(Input begins)

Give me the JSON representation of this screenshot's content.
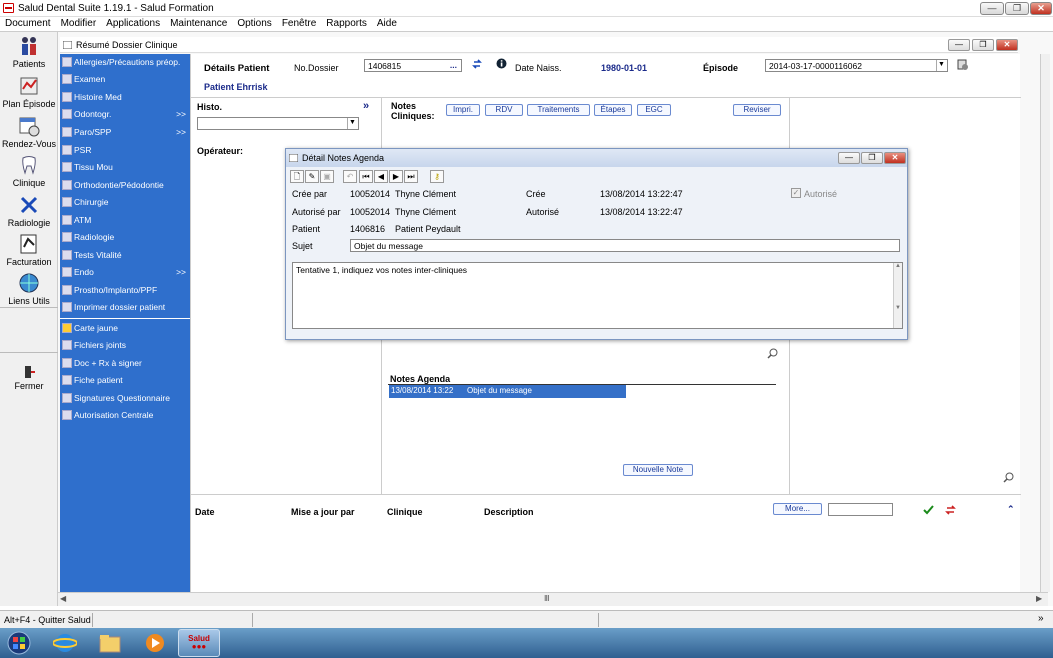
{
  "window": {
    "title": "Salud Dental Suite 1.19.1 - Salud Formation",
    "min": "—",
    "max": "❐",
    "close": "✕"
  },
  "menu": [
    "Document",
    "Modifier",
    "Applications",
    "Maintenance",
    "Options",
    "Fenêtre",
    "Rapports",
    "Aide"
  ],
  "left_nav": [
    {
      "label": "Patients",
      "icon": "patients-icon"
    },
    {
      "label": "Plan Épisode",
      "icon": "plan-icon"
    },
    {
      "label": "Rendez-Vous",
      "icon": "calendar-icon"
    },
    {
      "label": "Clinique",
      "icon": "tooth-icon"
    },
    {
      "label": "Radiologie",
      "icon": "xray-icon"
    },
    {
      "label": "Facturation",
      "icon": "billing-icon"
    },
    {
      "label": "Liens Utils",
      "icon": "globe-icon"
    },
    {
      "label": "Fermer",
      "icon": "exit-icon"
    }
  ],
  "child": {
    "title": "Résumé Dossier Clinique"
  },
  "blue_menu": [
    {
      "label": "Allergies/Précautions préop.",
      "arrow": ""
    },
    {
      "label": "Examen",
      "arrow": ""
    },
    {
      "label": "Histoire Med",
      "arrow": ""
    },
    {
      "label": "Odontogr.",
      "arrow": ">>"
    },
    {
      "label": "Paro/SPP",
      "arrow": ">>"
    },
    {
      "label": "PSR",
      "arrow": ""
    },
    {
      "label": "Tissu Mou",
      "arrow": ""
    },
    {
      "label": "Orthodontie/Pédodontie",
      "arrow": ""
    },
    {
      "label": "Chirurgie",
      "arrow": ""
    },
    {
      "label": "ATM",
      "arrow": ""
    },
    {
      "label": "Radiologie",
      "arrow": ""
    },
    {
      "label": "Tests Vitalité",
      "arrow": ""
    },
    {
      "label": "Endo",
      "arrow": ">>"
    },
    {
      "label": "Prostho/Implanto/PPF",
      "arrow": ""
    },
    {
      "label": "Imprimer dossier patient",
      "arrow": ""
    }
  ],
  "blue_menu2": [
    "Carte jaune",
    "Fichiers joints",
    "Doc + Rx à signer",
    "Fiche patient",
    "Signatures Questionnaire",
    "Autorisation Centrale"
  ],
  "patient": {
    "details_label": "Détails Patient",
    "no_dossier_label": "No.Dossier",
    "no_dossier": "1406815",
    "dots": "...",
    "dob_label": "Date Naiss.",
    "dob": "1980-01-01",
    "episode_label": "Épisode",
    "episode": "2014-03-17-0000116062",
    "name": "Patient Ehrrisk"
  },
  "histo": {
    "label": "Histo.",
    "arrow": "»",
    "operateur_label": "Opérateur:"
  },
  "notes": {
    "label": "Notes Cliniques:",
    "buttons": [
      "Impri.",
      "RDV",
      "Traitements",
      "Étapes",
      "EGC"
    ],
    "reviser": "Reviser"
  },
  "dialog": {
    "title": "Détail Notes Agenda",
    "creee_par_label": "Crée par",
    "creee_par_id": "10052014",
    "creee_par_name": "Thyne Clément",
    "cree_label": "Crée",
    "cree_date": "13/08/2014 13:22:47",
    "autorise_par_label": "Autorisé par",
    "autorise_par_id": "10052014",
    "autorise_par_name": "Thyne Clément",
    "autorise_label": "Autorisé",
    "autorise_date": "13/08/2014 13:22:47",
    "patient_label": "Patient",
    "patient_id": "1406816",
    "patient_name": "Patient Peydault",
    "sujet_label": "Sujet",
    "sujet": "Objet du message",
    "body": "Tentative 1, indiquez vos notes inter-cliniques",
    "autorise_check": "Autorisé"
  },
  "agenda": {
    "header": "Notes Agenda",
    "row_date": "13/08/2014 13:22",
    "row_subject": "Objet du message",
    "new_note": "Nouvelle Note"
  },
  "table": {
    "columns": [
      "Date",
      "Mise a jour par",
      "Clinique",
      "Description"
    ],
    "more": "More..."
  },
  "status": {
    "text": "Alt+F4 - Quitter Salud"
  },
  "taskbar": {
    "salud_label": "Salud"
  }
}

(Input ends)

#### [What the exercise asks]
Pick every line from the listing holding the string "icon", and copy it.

#### [Response to the exercise]
      "icon": "patients-icon"
      "icon": "plan-icon"
      "icon": "calendar-icon"
      "icon": "tooth-icon"
      "icon": "xray-icon"
      "icon": "billing-icon"
      "icon": "globe-icon"
      "icon": "exit-icon"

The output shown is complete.